BEGIN Source records
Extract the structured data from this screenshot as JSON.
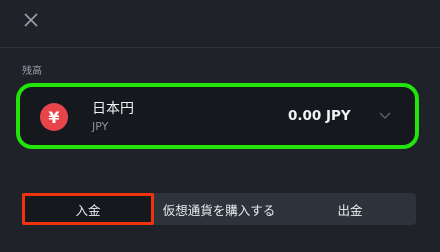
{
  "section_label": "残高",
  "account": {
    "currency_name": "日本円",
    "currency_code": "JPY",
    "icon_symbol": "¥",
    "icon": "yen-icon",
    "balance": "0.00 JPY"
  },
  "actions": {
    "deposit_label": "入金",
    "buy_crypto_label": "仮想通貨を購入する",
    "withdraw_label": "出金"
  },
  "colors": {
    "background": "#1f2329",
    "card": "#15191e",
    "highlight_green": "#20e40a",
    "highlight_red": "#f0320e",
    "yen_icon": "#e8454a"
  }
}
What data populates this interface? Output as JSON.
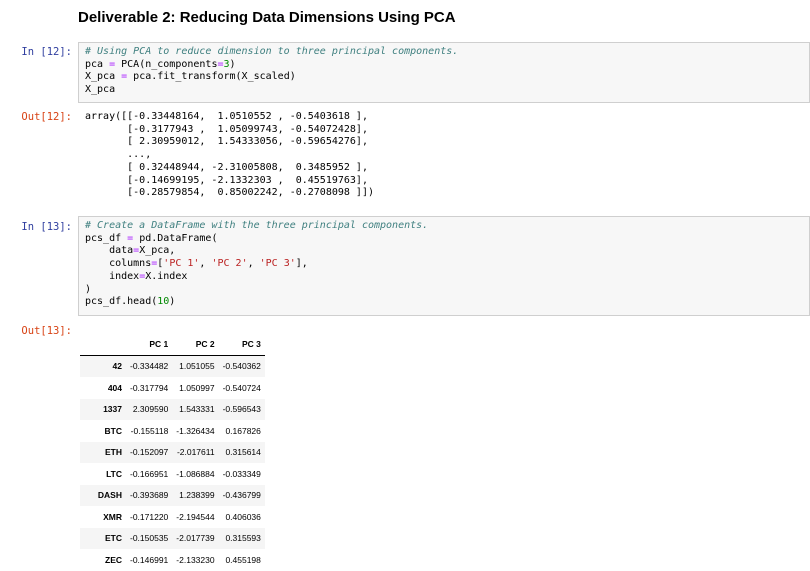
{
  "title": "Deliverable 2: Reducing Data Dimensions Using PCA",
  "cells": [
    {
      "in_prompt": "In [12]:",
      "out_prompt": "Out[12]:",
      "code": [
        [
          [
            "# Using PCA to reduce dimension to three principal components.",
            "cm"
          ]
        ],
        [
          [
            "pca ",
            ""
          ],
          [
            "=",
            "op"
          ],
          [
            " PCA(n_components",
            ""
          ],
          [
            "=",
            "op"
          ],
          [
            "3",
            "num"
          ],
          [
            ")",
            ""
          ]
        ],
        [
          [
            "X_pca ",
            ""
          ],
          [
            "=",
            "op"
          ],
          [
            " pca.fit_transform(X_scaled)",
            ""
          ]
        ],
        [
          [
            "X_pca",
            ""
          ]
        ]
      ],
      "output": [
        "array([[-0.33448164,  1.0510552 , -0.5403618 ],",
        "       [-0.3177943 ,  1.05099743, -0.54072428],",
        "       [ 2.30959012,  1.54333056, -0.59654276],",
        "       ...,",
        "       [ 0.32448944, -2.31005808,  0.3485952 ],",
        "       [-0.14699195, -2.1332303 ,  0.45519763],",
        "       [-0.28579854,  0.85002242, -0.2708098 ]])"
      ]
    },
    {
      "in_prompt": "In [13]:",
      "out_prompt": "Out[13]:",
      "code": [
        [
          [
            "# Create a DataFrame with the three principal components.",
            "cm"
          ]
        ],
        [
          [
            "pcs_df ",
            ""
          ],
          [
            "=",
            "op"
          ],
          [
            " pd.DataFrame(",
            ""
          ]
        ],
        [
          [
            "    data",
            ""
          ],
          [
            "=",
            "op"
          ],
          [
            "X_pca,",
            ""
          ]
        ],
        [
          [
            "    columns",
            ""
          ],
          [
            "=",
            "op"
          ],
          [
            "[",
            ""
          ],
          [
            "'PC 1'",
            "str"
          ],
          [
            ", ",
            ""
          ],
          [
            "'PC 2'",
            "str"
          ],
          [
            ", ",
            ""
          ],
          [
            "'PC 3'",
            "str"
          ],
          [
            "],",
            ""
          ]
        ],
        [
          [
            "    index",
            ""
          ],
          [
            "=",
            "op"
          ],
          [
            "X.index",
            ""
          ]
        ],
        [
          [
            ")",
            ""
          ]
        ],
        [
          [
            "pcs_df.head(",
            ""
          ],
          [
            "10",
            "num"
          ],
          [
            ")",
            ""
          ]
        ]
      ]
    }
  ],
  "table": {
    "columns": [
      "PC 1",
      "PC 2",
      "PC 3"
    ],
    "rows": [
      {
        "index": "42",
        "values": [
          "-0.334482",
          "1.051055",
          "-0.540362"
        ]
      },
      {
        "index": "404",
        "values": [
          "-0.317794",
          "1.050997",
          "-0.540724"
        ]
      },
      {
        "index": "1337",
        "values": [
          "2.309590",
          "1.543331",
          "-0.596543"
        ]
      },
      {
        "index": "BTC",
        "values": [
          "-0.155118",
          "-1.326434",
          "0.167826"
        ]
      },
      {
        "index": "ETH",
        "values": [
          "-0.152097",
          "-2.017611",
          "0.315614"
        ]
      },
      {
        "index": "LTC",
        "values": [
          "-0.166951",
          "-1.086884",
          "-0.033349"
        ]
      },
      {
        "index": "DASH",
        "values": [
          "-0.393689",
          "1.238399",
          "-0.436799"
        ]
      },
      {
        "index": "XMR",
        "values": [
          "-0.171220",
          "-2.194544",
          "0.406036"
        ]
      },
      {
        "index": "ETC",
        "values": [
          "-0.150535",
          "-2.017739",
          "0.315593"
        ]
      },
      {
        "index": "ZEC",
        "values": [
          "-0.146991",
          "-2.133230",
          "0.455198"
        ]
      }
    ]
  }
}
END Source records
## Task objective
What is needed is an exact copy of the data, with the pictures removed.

## Solution for this problem
Extract the structured data from this screenshot as JSON.
{
  "section_label": "残高",
  "account": {
    "currency_name": "日本円",
    "currency_code": "JPY",
    "icon_symbol": "¥",
    "icon": "yen-icon",
    "balance": "0.00 JPY"
  },
  "actions": {
    "deposit_label": "入金",
    "buy_crypto_label": "仮想通貨を購入する",
    "withdraw_label": "出金"
  },
  "colors": {
    "background": "#1f2329",
    "card": "#15191e",
    "highlight_green": "#20e40a",
    "highlight_red": "#f0320e",
    "yen_icon": "#e8454a"
  }
}
What data populates this interface? Output as JSON.
{
  "title": "Deliverable 2: Reducing Data Dimensions Using PCA",
  "cells": [
    {
      "in_prompt": "In [12]:",
      "out_prompt": "Out[12]:",
      "code": [
        [
          [
            "# Using PCA to reduce dimension to three principal components.",
            "cm"
          ]
        ],
        [
          [
            "pca ",
            ""
          ],
          [
            "=",
            "op"
          ],
          [
            " PCA(n_components",
            ""
          ],
          [
            "=",
            "op"
          ],
          [
            "3",
            "num"
          ],
          [
            ")",
            ""
          ]
        ],
        [
          [
            "X_pca ",
            ""
          ],
          [
            "=",
            "op"
          ],
          [
            " pca.fit_transform(X_scaled)",
            ""
          ]
        ],
        [
          [
            "X_pca",
            ""
          ]
        ]
      ],
      "output": [
        "array([[-0.33448164,  1.0510552 , -0.5403618 ],",
        "       [-0.3177943 ,  1.05099743, -0.54072428],",
        "       [ 2.30959012,  1.54333056, -0.59654276],",
        "       ...,",
        "       [ 0.32448944, -2.31005808,  0.3485952 ],",
        "       [-0.14699195, -2.1332303 ,  0.45519763],",
        "       [-0.28579854,  0.85002242, -0.2708098 ]])"
      ]
    },
    {
      "in_prompt": "In [13]:",
      "out_prompt": "Out[13]:",
      "code": [
        [
          [
            "# Create a DataFrame with the three principal components.",
            "cm"
          ]
        ],
        [
          [
            "pcs_df ",
            ""
          ],
          [
            "=",
            "op"
          ],
          [
            " pd.DataFrame(",
            ""
          ]
        ],
        [
          [
            "    data",
            ""
          ],
          [
            "=",
            "op"
          ],
          [
            "X_pca,",
            ""
          ]
        ],
        [
          [
            "    columns",
            ""
          ],
          [
            "=",
            "op"
          ],
          [
            "[",
            ""
          ],
          [
            "'PC 1'",
            "str"
          ],
          [
            ", ",
            ""
          ],
          [
            "'PC 2'",
            "str"
          ],
          [
            ", ",
            ""
          ],
          [
            "'PC 3'",
            "str"
          ],
          [
            "],",
            ""
          ]
        ],
        [
          [
            "    index",
            ""
          ],
          [
            "=",
            "op"
          ],
          [
            "X.index",
            ""
          ]
        ],
        [
          [
            ")",
            ""
          ]
        ],
        [
          [
            "pcs_df.head(",
            ""
          ],
          [
            "10",
            "num"
          ],
          [
            ")",
            ""
          ]
        ]
      ]
    }
  ],
  "table": {
    "columns": [
      "PC 1",
      "PC 2",
      "PC 3"
    ],
    "rows": [
      {
        "index": "42",
        "values": [
          "-0.334482",
          "1.051055",
          "-0.540362"
        ]
      },
      {
        "index": "404",
        "values": [
          "-0.317794",
          "1.050997",
          "-0.540724"
        ]
      },
      {
        "index": "1337",
        "values": [
          "2.309590",
          "1.543331",
          "-0.596543"
        ]
      },
      {
        "index": "BTC",
        "values": [
          "-0.155118",
          "-1.326434",
          "0.167826"
        ]
      },
      {
        "index": "ETH",
        "values": [
          "-0.152097",
          "-2.017611",
          "0.315614"
        ]
      },
      {
        "index": "LTC",
        "values": [
          "-0.166951",
          "-1.086884",
          "-0.033349"
        ]
      },
      {
        "index": "DASH",
        "values": [
          "-0.393689",
          "1.238399",
          "-0.436799"
        ]
      },
      {
        "index": "XMR",
        "values": [
          "-0.171220",
          "-2.194544",
          "0.406036"
        ]
      },
      {
        "index": "ETC",
        "values": [
          "-0.150535",
          "-2.017739",
          "0.315593"
        ]
      },
      {
        "index": "ZEC",
        "values": [
          "-0.146991",
          "-2.133230",
          "0.455198"
        ]
      }
    ]
  }
}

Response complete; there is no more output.